She also called out the company for the limited costume choices representing occupations for girls. While there were 16 boys' costumes related to professions, Kramer could find only three for girls. And that was if she counted cheerleader as an occupation.
Sexy cop costumes for toddlers do not contribute to a healthy perspective.
Kramer encouraged the retailer to expand its view:
"Look at the world around you: In a world where Ronda Rousey and Danica Patrick are excelling, there are certainly girls who would be interested in that Toddler Boys Everlast Boxer Costume or that Turbo Racer Muscle Costume. Perhaps you recently read about Capt. Kristen Griest and 1st Lt. Shaye Haver, the first female graduates of Ranger School; knowing that these women were once little girls, doesn't it seem like maybe there are girls out there today who would have some interest in the Combat Soldier Costume or the Flight Suit Costume? And surely, having observed female doctors when walking down the halls of a hospital, or female construction workers when driving down the street, or female postal workers when mailing a letter, it is reasonable to believe—both from a sociological and business perspective—that there are girls who might be interested in such costumes just as there are women who are interested in these professions."
Others started sharing the post immediately.
My 6-year-old has not yet been interested in dressing up as any specific profession for Halloween. But she does want to be a zoo vet when she grows up. And I think Lin Kramer's letter is spot on.
It is possible to have realistic costumes related to occupations for girls. For a recent birthday, a friend gave my daughter a veterinarian costume. It came with a full set of scrubs—including hat, mask and "sterile" shoe covers—a white lab coat and a stethoscope.

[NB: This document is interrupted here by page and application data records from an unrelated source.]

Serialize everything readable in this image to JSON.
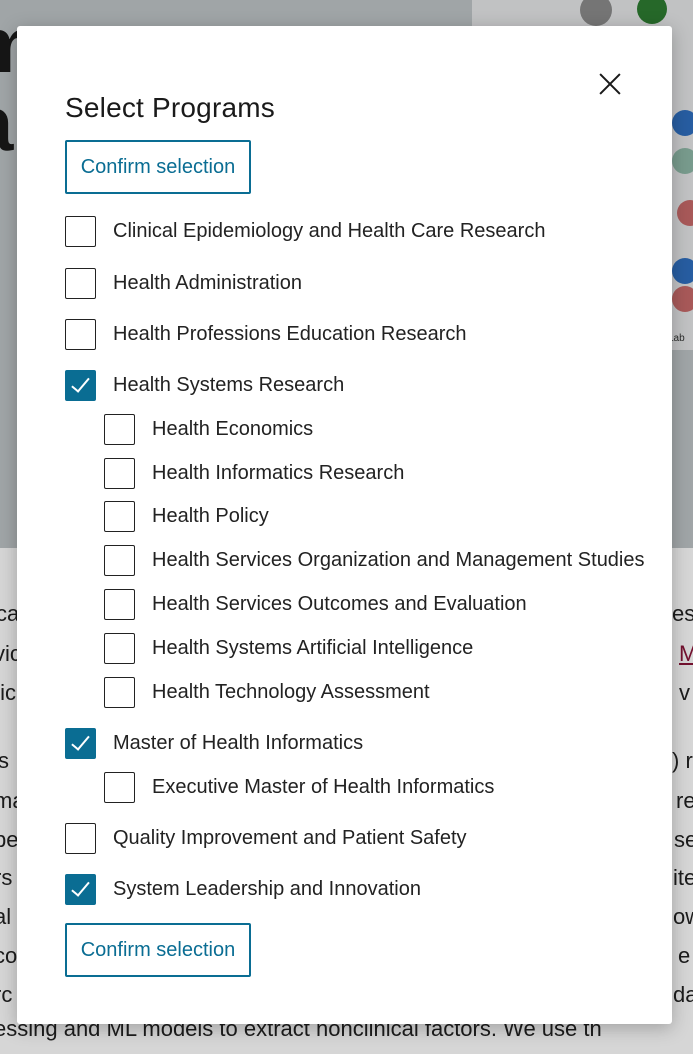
{
  "modal": {
    "title": "Select Programs",
    "confirm_label": "Confirm selection",
    "options": [
      {
        "label": "Clinical Epidemiology and Health Care Research",
        "checked": false,
        "level": 0
      },
      {
        "label": "Health Administration",
        "checked": false,
        "level": 0
      },
      {
        "label": "Health Professions Education Research",
        "checked": false,
        "level": 0
      },
      {
        "label": "Health Systems Research",
        "checked": true,
        "level": 0
      },
      {
        "label": "Health Economics",
        "checked": false,
        "level": 1
      },
      {
        "label": "Health Informatics Research",
        "checked": false,
        "level": 1
      },
      {
        "label": "Health Policy",
        "checked": false,
        "level": 1
      },
      {
        "label": "Health Services Organization and Management Studies",
        "checked": false,
        "level": 1
      },
      {
        "label": "Health Services Outcomes and Evaluation",
        "checked": false,
        "level": 1
      },
      {
        "label": "Health Systems Artificial Intelligence",
        "checked": false,
        "level": 1
      },
      {
        "label": "Health Technology Assessment",
        "checked": false,
        "level": 1
      },
      {
        "label": "Master of Health Informatics",
        "checked": true,
        "level": 0
      },
      {
        "label": "Executive Master of Health Informatics",
        "checked": false,
        "level": 1
      },
      {
        "label": "Quality Improvement and Patient Safety",
        "checked": false,
        "level": 0
      },
      {
        "label": "System Leadership and Innovation",
        "checked": true,
        "level": 0
      }
    ]
  },
  "background": {
    "hero_lines": [
      "m",
      "a"
    ],
    "map_label": "Lab",
    "lines": [
      "ca",
      "vic",
      "tic",
      "s",
      "ma",
      "pe",
      "rs",
      "al",
      "co",
      "rc"
    ],
    "right_fragments": [
      "es",
      "M",
      "v",
      ") r",
      "re",
      "se",
      "ite",
      "ow",
      "e",
      "dat"
    ],
    "link_fragment": "M",
    "last_line": "essing and ML models to extract nonclinical factors. We use th"
  },
  "colors": {
    "accent": "#0a6d93"
  }
}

Yes, the scrubs were pink. But that did not bother me or her. She delighted in dressing up and playing vet with her stuffed animals and, when they would allow it, our pets. It was a very authentic looking costume, and it made her feel like she was a veterinarian.
Pretend play, whether for a holiday like Halloween or an afternoon at home, is an integral part of a child's cognitive development, her view of the world and her place in it. Sexy cop costumes for toddlers do not contribute to a healthy perspective.